What the exercise asks> In full and exactly, reproduce the entries below, but omit the pictures.

*-*-*

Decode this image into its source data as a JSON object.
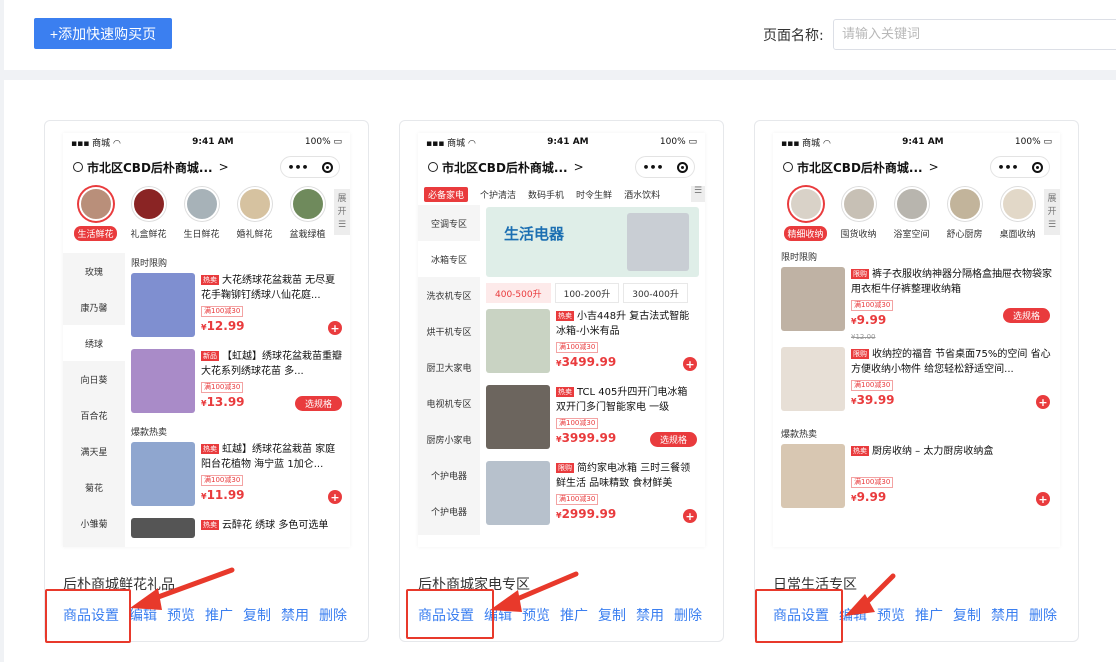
{
  "toolbar": {
    "add_label": "+添加快速购买页",
    "name_label": "页面名称:",
    "search_placeholder": "请输入关键词"
  },
  "actions": [
    "商品设置",
    "编辑",
    "预览",
    "推广",
    "复制",
    "禁用",
    "删除"
  ],
  "phone": {
    "carrier": "商城",
    "time": "9:41 AM",
    "battery": "100%",
    "location": "市北区CBD后朴商城...",
    "capsule_dots": "•••",
    "expand_label": "展开"
  },
  "cards": [
    {
      "title": "后朴商城鲜花礼品",
      "categories": [
        "生活鲜花",
        "礼盒鲜花",
        "生日鲜花",
        "婚礼鲜花",
        "盆栽绿植"
      ],
      "sidebar": [
        "玫瑰",
        "康乃馨",
        "绣球",
        "向日葵",
        "百合花",
        "满天星",
        "菊花",
        "小雏菊"
      ],
      "section1": "限时限购",
      "section2": "爆款热卖",
      "products": [
        {
          "tag": "热卖",
          "title": "大花绣球花盆栽苗 无尽夏花手鞠铆钉绣球八仙花庭...",
          "coupon": "满100减30",
          "price": "12.99",
          "btn": ""
        },
        {
          "tag": "新品",
          "title": "【虹越】绣球花盆栽苗重瓣大花系列绣球花苗 多...",
          "coupon": "满100减30",
          "price": "13.99",
          "btn": "选规格"
        },
        {
          "tag": "热卖",
          "title": "虹越】绣球花盆栽苗 家庭阳台花植物 海宁蓝 1加仑...",
          "coupon": "满100减30",
          "price": "11.99",
          "btn": ""
        },
        {
          "tag": "热卖",
          "title": "云醉花 绣球 多色可选单",
          "coupon": "",
          "price": "",
          "btn": ""
        }
      ]
    },
    {
      "title": "后朴商城家电专区",
      "tabs": [
        "必备家电",
        "个护清洁",
        "数码手机",
        "时令生鲜",
        "酒水饮料"
      ],
      "sidebar": [
        "空调专区",
        "冰箱专区",
        "洗衣机专区",
        "烘干机专区",
        "厨卫大家电",
        "电视机专区",
        "厨房小家电",
        "个护电器",
        "个护电器"
      ],
      "banner_title": "生活电器",
      "price_ranges": [
        "400-500升",
        "100-200升",
        "300-400升"
      ],
      "products": [
        {
          "tag": "热卖",
          "title": "小吉448升 复古法式智能冰箱-小米有品",
          "coupon": "满100减30",
          "price": "3499.99",
          "btn": ""
        },
        {
          "tag": "热卖",
          "title": "TCL 405升四开门电冰箱 双开门多门智能家电 一级",
          "coupon": "满100减30",
          "price": "3999.99",
          "btn": "选规格"
        },
        {
          "tag": "限购",
          "title": "简约家电冰箱 三时三餐领鲜生活 品味精致 食材鲜美",
          "coupon": "满100减30",
          "price": "2999.99",
          "btn": ""
        }
      ]
    },
    {
      "title": "日常生活专区",
      "categories": [
        "精细收纳",
        "囤货收纳",
        "浴室空间",
        "舒心厨房",
        "桌面收纳"
      ],
      "section1": "限时限购",
      "section2": "爆款热卖",
      "products": [
        {
          "tag": "限购",
          "title": "裤子衣服收纳神器分隔格盒抽屉衣物袋家用衣柜牛仔裤整理收纳箱",
          "coupon": "满100减30",
          "price": "9.99",
          "old_price": "¥12.00",
          "btn": "选规格"
        },
        {
          "tag": "限购",
          "title": "收纳控的福音 节省桌面75%的空间 省心方便收纳小物件 给您轻松舒适空间...",
          "coupon": "满100减30",
          "price": "39.99",
          "btn": ""
        },
        {
          "tag": "热卖",
          "title": "厨房收纳 – 太力厨房收纳盒",
          "coupon": "满100减30",
          "price": "9.99",
          "btn": ""
        }
      ]
    }
  ],
  "colors": {
    "accent": "#3b7ff0",
    "red": "#e93b3d",
    "highlight": "#e8392b"
  }
}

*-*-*

Task solution>
Decode this image into its source data as a JSON object.
{
  "toolbar": {
    "add_label": "+添加快速购买页",
    "name_label": "页面名称:",
    "search_placeholder": "请输入关键词"
  },
  "actions": [
    "商品设置",
    "编辑",
    "预览",
    "推广",
    "复制",
    "禁用",
    "删除"
  ],
  "phone": {
    "carrier": "商城",
    "time": "9:41 AM",
    "battery": "100%",
    "location": "市北区CBD后朴商城...",
    "capsule_dots": "•••",
    "expand_label": "展开"
  },
  "cards": [
    {
      "title": "后朴商城鲜花礼品",
      "categories": [
        "生活鲜花",
        "礼盒鲜花",
        "生日鲜花",
        "婚礼鲜花",
        "盆栽绿植"
      ],
      "sidebar": [
        "玫瑰",
        "康乃馨",
        "绣球",
        "向日葵",
        "百合花",
        "满天星",
        "菊花",
        "小雏菊"
      ],
      "section1": "限时限购",
      "section2": "爆款热卖",
      "products": [
        {
          "tag": "热卖",
          "title": "大花绣球花盆栽苗 无尽夏花手鞠铆钉绣球八仙花庭...",
          "coupon": "满100减30",
          "price": "12.99",
          "btn": ""
        },
        {
          "tag": "新品",
          "title": "【虹越】绣球花盆栽苗重瓣大花系列绣球花苗 多...",
          "coupon": "满100减30",
          "price": "13.99",
          "btn": "选规格"
        },
        {
          "tag": "热卖",
          "title": "虹越】绣球花盆栽苗 家庭阳台花植物 海宁蓝 1加仑...",
          "coupon": "满100减30",
          "price": "11.99",
          "btn": ""
        },
        {
          "tag": "热卖",
          "title": "云醉花 绣球 多色可选单",
          "coupon": "",
          "price": "",
          "btn": ""
        }
      ]
    },
    {
      "title": "后朴商城家电专区",
      "tabs": [
        "必备家电",
        "个护清洁",
        "数码手机",
        "时令生鲜",
        "酒水饮料"
      ],
      "sidebar": [
        "空调专区",
        "冰箱专区",
        "洗衣机专区",
        "烘干机专区",
        "厨卫大家电",
        "电视机专区",
        "厨房小家电",
        "个护电器",
        "个护电器"
      ],
      "banner_title": "生活电器",
      "price_ranges": [
        "400-500升",
        "100-200升",
        "300-400升"
      ],
      "products": [
        {
          "tag": "热卖",
          "title": "小吉448升 复古法式智能冰箱-小米有品",
          "coupon": "满100减30",
          "price": "3499.99",
          "btn": ""
        },
        {
          "tag": "热卖",
          "title": "TCL 405升四开门电冰箱 双开门多门智能家电 一级",
          "coupon": "满100减30",
          "price": "3999.99",
          "btn": "选规格"
        },
        {
          "tag": "限购",
          "title": "简约家电冰箱 三时三餐领鲜生活 品味精致 食材鲜美",
          "coupon": "满100减30",
          "price": "2999.99",
          "btn": ""
        }
      ]
    },
    {
      "title": "日常生活专区",
      "categories": [
        "精细收纳",
        "囤货收纳",
        "浴室空间",
        "舒心厨房",
        "桌面收纳"
      ],
      "section1": "限时限购",
      "section2": "爆款热卖",
      "products": [
        {
          "tag": "限购",
          "title": "裤子衣服收纳神器分隔格盒抽屉衣物袋家用衣柜牛仔裤整理收纳箱",
          "coupon": "满100减30",
          "price": "9.99",
          "old_price": "¥12.00",
          "btn": "选规格"
        },
        {
          "tag": "限购",
          "title": "收纳控的福音 节省桌面75%的空间 省心方便收纳小物件 给您轻松舒适空间...",
          "coupon": "满100减30",
          "price": "39.99",
          "btn": ""
        },
        {
          "tag": "热卖",
          "title": "厨房收纳 – 太力厨房收纳盒",
          "coupon": "满100减30",
          "price": "9.99",
          "btn": ""
        }
      ]
    }
  ],
  "colors": {
    "accent": "#3b7ff0",
    "red": "#e93b3d",
    "highlight": "#e8392b"
  }
}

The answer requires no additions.